> _Dataset content_
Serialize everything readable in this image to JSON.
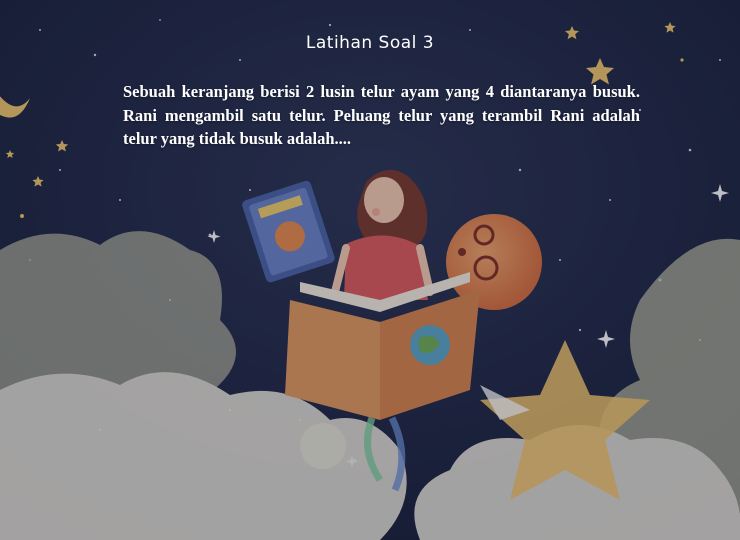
{
  "slide": {
    "title": "Latihan Soal 3",
    "question": "Sebuah keranjang berisi 2 lusin telur ayam yang 4 diantaranya busuk. Rani mengambil satu telur. Peluang telur yang terambil Rani adalah telur yang tidak busuk adalah...."
  },
  "colors": {
    "sky": "#1c2340",
    "text": "#ffffff",
    "star": "#f2c56b",
    "cloud": "#f3eee3",
    "planet": "#e9874e"
  }
}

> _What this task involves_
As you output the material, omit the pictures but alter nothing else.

> _Output of the task_
Serialize everything readable in this image to JSON.
{
  "slide": {
    "title": "Latihan Soal 3",
    "question": "Sebuah keranjang berisi 2 lusin telur ayam yang 4 diantaranya busuk. Rani mengambil satu telur. Peluang telur yang terambil Rani adalah telur yang tidak busuk adalah...."
  },
  "colors": {
    "sky": "#1c2340",
    "text": "#ffffff",
    "star": "#f2c56b",
    "cloud": "#f3eee3",
    "planet": "#e9874e"
  }
}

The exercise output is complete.